An unaltered copy of the listing below is required.

=== Records for this exercise ===

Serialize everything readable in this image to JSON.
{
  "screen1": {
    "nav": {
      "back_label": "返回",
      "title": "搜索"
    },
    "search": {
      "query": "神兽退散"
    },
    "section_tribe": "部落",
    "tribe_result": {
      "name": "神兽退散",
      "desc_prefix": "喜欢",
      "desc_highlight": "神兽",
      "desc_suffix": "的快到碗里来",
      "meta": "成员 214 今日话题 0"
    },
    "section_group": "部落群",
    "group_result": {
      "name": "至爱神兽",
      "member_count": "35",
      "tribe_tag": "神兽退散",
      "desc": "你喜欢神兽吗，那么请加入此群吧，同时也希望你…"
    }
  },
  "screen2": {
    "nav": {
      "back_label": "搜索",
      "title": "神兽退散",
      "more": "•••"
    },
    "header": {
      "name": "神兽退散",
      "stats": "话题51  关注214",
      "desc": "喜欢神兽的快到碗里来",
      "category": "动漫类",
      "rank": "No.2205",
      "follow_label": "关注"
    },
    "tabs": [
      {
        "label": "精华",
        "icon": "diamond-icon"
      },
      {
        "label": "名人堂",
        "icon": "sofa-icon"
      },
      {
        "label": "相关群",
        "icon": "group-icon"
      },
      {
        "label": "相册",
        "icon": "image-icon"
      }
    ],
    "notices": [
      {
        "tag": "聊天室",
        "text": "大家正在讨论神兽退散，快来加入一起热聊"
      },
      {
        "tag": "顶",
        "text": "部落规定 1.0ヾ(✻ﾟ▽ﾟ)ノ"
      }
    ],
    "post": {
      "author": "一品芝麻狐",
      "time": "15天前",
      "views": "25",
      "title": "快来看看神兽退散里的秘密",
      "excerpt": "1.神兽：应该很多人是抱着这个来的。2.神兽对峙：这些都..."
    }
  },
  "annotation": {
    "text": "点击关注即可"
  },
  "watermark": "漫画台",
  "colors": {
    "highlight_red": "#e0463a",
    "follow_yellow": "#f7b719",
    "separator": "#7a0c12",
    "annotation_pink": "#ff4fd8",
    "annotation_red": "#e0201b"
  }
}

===

Expected output →
Serialize everything readable in this image to JSON.
{
  "screen1": {
    "nav": {
      "back_label": "返回",
      "title": "搜索"
    },
    "search": {
      "query": "神兽退散"
    },
    "section_tribe": "部落",
    "tribe_result": {
      "name": "神兽退散",
      "desc_prefix": "喜欢",
      "desc_highlight": "神兽",
      "desc_suffix": "的快到碗里来",
      "meta": "成员 214 今日话题 0"
    },
    "section_group": "部落群",
    "group_result": {
      "name": "至爱神兽",
      "member_count": "35",
      "tribe_tag": "神兽退散",
      "desc": "你喜欢神兽吗，那么请加入此群吧，同时也希望你…"
    }
  },
  "screen2": {
    "nav": {
      "back_label": "搜索",
      "title": "神兽退散",
      "more": "•••"
    },
    "header": {
      "name": "神兽退散",
      "stats": "话题51  关注214",
      "desc": "喜欢神兽的快到碗里来",
      "category": "动漫类",
      "rank": "No.2205",
      "follow_label": "关注"
    },
    "tabs": [
      {
        "label": "精华",
        "icon": "diamond-icon"
      },
      {
        "label": "名人堂",
        "icon": "sofa-icon"
      },
      {
        "label": "相关群",
        "icon": "group-icon"
      },
      {
        "label": "相册",
        "icon": "image-icon"
      }
    ],
    "notices": [
      {
        "tag": "聊天室",
        "text": "大家正在讨论神兽退散，快来加入一起热聊"
      },
      {
        "tag": "顶",
        "text": "部落规定 1.0ヾ(✻ﾟ▽ﾟ)ノ"
      }
    ],
    "post": {
      "author": "一品芝麻狐",
      "time": "15天前",
      "views": "25",
      "title": "快来看看神兽退散里的秘密",
      "excerpt": "1.神兽：应该很多人是抱着这个来的。2.神兽对峙：这些都..."
    }
  },
  "annotation": {
    "text": "点击关注即可"
  },
  "watermark": "漫画台",
  "colors": {
    "highlight_red": "#e0463a",
    "follow_yellow": "#f7b719",
    "separator": "#7a0c12",
    "annotation_pink": "#ff4fd8",
    "annotation_red": "#e0201b"
  }
}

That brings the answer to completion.